For example, for an administrator whose only role is to audit the log messages, you might make an access profile named auditor that only has Read permissions to the Log & Report area.

To configure an access profile
  1. Go to System > Admin > Profile.
    To access this part of the web UI, your administrator's account access profile must have Read and Write permission to items in the Admin Users category. For details, see Permissions.
  2. Click Create New.
    A dialog appears.
  3. In Profile Name, type a unique name that can be referenced by other parts of the configuration. The maximum length is 63 characters.
  4. Configure the permissions options:
  5. For each row associated with an area of the configuration, mark either the None, Read Only, or Read-Write radio buttons to grant that type of permission. For a list of features governed by each access control area, see Permissions.

    Click the Read Only check box to select or deselect all read categories.

    Click the Read-Write check box to select or deselect all write categories.

    Unlike the other rows, whose scope is an area of the configuration, the Maintenance row does not affect the configuration. Instead, it indicates whether the administrator can do special system operations such as changing the firmware.

  6. Click OK.
See also

Configuring access profiles

Access profiles, together with ADOMs, determine administrator accounts’ permissions.

When an administrator has only read access to a feature, the administrator can access the web UI page for that feature, and can use the get and show CLI command for that feature, but cannot make changes to the configuration. There are no Create or Apply buttons, or config CLI commands. Lists display only the View icon instead of icons for Edit, Delete or other modification commands. Write access is required for modification of any kind.

In larger companies where multiple administrators divide the share of work, access profiles often reflect the specific job that each administrator does (“role”), such as user account creation or log auditing. Access profiles can limit each administrator account to their assigned role. This is sometimes called role-based access control (RBAC).

The prof_admin access profile, a special access profile assigned to the admin administrator account and required by it, does not appear in the list of access profiles. It exists by default and cannot be changed or deleted, and consists of essentially UNIX root-like permissions.

Even if you assign the prof_admin access profile to other administrators, they will not have all of the same permissions as the admin account. The admin account has some special permissions, such as the ability to reset administrator passwords, that are inherent in that account only. Other accounts should not be considered a complete substitute.

If you create more administrator accounts, whether to harden security or simply to prevent accidental modification, create other access profiles with the minimal degrees and areas of access that each role requires. Then assign each administrator account the appropriate role-based access profile.

For example, for an administrator whose only role is to audit the log messages, you might make an access profile named auditor that only has Read permissions to the Log & Report area.

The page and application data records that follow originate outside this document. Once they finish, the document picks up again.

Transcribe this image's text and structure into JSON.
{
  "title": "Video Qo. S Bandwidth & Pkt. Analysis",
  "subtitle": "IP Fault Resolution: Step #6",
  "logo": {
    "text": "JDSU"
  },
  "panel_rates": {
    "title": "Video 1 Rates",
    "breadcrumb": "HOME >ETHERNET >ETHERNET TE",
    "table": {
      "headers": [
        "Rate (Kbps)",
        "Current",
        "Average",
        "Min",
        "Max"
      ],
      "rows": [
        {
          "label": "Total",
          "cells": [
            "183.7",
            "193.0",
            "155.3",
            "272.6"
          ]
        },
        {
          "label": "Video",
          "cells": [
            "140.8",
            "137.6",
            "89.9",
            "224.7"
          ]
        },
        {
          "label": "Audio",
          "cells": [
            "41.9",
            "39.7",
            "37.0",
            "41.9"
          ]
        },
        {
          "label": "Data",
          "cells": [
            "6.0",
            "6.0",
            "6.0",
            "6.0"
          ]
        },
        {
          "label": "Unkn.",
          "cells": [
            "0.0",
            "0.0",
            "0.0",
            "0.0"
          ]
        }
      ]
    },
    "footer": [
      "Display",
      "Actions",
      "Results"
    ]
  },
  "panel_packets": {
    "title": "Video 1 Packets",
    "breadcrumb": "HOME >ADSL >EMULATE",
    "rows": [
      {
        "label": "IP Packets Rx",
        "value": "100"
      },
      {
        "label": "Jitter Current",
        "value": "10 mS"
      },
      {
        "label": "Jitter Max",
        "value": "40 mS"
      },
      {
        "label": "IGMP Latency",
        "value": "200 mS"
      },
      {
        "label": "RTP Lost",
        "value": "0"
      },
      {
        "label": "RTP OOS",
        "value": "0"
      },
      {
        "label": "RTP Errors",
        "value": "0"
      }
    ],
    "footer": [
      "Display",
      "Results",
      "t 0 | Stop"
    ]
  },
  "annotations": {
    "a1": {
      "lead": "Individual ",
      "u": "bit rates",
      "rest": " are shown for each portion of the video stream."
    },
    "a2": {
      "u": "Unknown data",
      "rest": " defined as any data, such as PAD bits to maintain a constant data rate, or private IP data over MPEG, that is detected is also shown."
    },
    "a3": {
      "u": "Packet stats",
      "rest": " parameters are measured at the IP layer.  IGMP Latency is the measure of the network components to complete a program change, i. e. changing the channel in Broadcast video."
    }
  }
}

To configure an access profile
  1. Go to System > Admin > Profile.
    To access this part of the web UI, your administrator's account access profile must have Read and Write permission to items in the Admin Users category. For details, see Permissions.
  2. Click Create New.
    A dialog appears.
  3. In Profile Name, type a unique name that can be referenced by other parts of the configuration. The maximum length is 63 characters.
  4. Configure the permissions options:
  5. For each row associated with an area of the configuration, mark either the None, Read Only, or Read-Write radio buttons to grant that type of permission. For a list of features governed by each access control area, see Permissions.

    Click the Read Only check box to select or deselect all read categories.

    Click the Read-Write check box to select or deselect all write categories.

    Unlike the other rows, whose scope is an area of the configuration, the Maintenance row does not affect the configuration. Instead, it indicates whether the administrator can do special system operations such as changing the firmware.

  6. Click OK.
See also